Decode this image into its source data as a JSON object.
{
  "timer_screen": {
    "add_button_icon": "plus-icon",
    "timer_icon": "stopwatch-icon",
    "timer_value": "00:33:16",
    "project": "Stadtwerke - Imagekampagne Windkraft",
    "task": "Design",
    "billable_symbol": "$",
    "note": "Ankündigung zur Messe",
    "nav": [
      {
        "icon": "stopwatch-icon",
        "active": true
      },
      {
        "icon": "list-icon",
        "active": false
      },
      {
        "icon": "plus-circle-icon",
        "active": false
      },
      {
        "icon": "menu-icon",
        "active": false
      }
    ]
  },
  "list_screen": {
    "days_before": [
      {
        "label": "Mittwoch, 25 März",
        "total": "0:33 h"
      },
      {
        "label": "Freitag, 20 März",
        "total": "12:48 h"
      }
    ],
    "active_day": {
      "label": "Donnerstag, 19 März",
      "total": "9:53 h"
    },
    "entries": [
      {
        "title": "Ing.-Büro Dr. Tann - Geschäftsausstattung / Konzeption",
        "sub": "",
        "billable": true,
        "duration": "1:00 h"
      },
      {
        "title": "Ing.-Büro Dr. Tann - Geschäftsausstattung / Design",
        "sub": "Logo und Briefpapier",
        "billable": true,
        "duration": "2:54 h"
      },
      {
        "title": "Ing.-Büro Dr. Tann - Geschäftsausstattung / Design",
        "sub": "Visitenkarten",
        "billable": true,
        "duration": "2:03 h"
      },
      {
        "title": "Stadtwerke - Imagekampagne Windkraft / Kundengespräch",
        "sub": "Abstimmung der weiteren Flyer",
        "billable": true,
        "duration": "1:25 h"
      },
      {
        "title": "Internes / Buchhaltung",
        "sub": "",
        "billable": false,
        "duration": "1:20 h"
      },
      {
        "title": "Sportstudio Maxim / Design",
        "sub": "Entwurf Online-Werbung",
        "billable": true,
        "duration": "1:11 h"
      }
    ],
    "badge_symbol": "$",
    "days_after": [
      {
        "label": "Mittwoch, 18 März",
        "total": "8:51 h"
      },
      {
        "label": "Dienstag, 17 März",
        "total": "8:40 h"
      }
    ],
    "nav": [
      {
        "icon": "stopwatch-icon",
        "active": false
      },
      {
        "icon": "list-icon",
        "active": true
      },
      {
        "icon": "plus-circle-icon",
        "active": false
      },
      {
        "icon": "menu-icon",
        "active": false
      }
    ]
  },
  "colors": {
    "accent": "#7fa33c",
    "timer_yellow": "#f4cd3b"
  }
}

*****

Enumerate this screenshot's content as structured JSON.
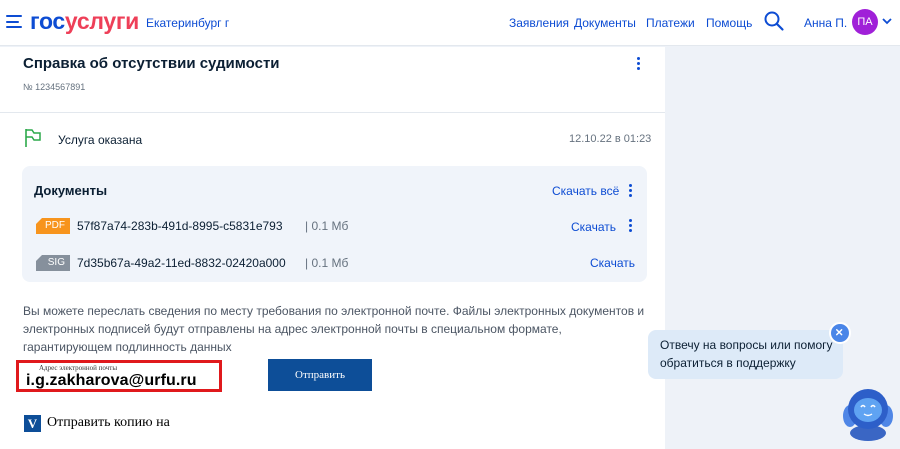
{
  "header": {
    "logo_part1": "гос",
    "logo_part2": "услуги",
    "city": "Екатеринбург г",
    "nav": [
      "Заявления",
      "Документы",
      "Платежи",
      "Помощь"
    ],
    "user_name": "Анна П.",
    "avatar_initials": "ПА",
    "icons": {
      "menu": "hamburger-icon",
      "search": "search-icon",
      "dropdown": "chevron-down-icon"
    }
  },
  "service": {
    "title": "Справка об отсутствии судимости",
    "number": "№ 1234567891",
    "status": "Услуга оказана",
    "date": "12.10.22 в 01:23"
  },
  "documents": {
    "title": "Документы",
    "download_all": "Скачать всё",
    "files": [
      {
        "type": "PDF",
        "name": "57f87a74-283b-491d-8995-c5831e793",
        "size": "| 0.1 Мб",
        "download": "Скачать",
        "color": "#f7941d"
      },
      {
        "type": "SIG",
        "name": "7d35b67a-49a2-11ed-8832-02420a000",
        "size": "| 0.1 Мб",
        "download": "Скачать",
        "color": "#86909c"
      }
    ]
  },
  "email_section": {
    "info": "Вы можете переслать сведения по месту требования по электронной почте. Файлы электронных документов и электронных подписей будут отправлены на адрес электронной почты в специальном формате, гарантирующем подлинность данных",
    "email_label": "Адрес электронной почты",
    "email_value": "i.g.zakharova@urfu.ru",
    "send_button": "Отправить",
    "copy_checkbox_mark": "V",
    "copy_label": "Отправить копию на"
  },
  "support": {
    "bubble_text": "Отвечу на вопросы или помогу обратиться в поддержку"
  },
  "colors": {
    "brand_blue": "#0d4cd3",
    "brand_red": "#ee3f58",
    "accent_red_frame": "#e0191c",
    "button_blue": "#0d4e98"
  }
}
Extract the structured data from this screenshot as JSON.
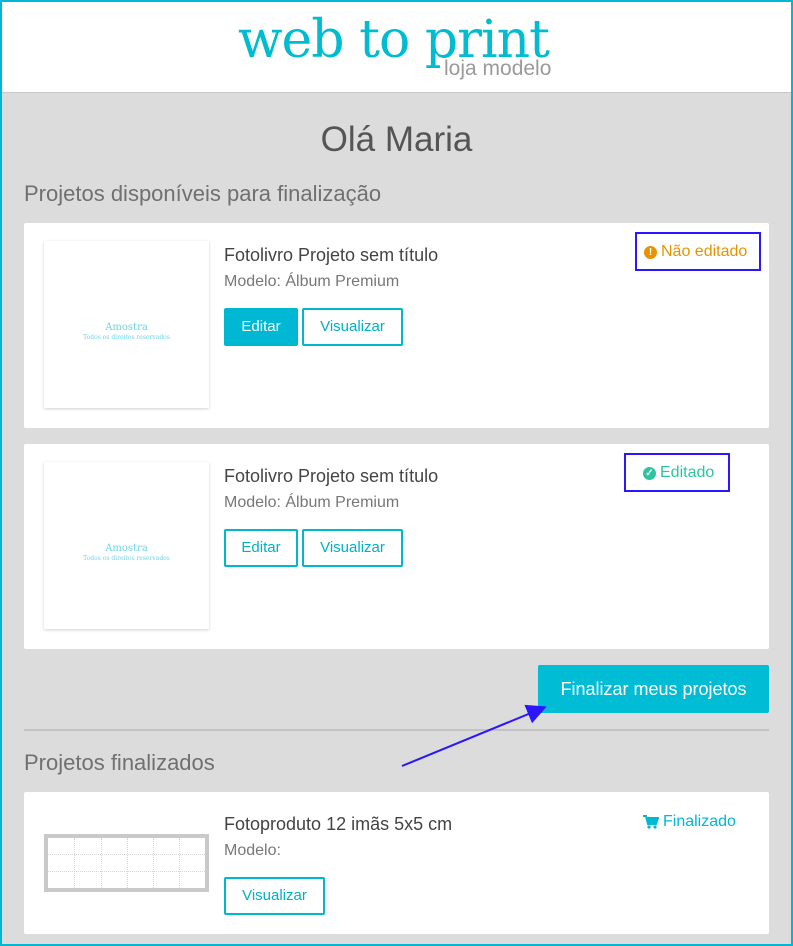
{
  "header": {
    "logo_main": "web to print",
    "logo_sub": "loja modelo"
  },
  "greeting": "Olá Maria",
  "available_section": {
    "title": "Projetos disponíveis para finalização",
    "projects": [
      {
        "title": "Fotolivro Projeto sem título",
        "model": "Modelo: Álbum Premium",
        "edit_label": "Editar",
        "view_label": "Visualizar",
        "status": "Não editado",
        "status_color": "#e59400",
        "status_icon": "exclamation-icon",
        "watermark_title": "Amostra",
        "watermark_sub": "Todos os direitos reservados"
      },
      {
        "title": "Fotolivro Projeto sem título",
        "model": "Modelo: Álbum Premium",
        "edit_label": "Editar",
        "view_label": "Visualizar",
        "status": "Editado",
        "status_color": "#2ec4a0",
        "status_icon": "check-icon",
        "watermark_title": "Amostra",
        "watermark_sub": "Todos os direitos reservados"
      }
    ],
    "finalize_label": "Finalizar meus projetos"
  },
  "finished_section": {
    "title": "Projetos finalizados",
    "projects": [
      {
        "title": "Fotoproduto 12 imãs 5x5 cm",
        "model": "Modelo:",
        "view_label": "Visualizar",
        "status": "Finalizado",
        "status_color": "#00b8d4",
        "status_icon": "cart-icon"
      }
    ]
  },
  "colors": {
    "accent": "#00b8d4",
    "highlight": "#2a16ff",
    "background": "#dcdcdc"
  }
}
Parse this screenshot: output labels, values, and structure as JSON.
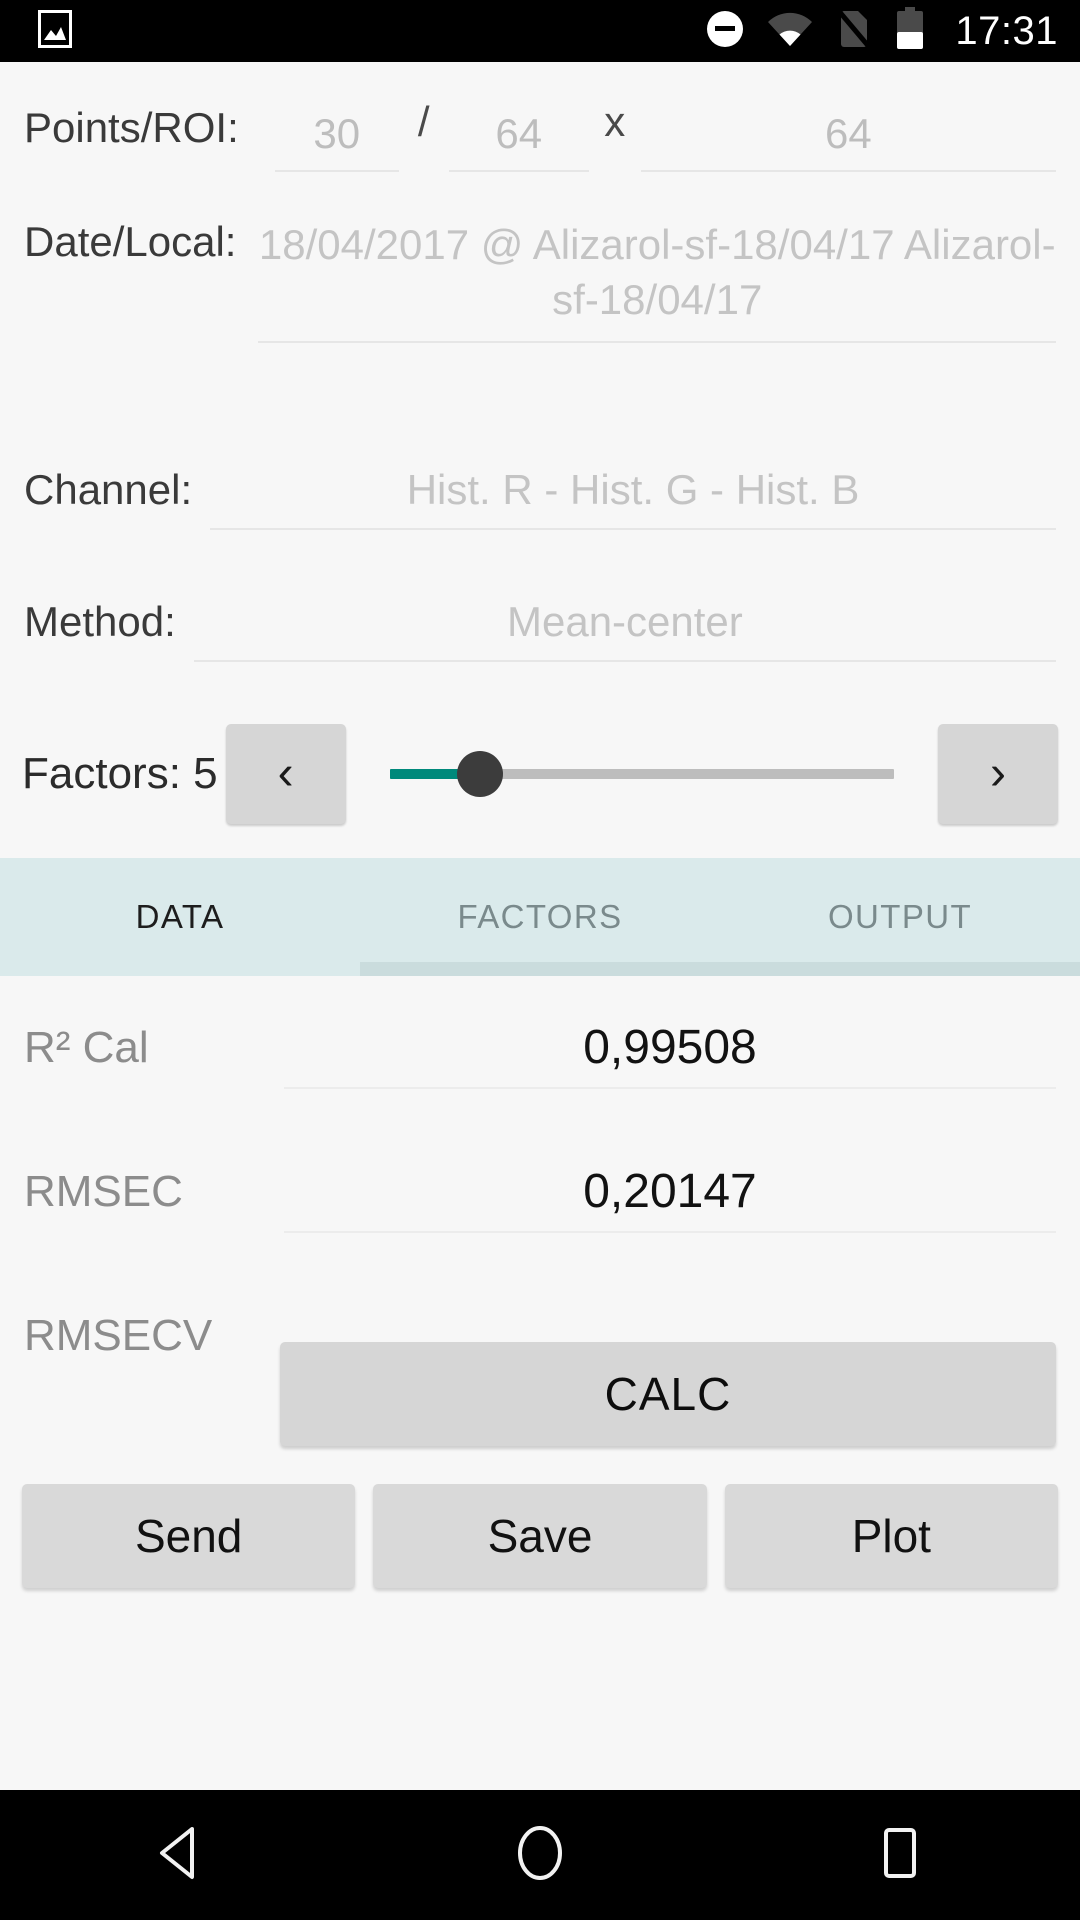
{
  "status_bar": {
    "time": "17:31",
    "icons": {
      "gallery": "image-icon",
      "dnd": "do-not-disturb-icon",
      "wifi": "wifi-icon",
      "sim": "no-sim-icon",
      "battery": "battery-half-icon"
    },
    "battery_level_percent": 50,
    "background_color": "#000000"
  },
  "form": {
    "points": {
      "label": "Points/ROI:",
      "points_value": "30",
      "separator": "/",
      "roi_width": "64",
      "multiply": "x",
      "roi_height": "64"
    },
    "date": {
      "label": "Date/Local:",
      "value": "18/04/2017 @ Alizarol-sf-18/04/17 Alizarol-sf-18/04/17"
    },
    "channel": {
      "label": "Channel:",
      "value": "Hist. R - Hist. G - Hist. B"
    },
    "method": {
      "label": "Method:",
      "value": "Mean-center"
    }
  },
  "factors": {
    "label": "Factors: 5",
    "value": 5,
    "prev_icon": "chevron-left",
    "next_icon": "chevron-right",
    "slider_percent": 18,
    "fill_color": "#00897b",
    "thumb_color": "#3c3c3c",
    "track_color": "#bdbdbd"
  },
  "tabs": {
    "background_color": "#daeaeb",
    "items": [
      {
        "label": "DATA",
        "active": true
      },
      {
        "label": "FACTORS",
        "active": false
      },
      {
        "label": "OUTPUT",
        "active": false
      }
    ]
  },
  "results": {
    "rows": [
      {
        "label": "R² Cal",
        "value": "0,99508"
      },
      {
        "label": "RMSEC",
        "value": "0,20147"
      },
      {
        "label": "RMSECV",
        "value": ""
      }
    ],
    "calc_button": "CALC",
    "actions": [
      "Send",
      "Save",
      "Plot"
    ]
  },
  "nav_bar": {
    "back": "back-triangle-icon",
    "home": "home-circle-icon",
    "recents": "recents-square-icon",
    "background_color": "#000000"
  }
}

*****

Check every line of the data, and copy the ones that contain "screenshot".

§ **RESPONSE AREA**
Enumerate this screenshot's content as structured JSON.
Extract the structured data from this screenshot as JSON.
Parse this screenshot: output labels, values, and structure as JSON.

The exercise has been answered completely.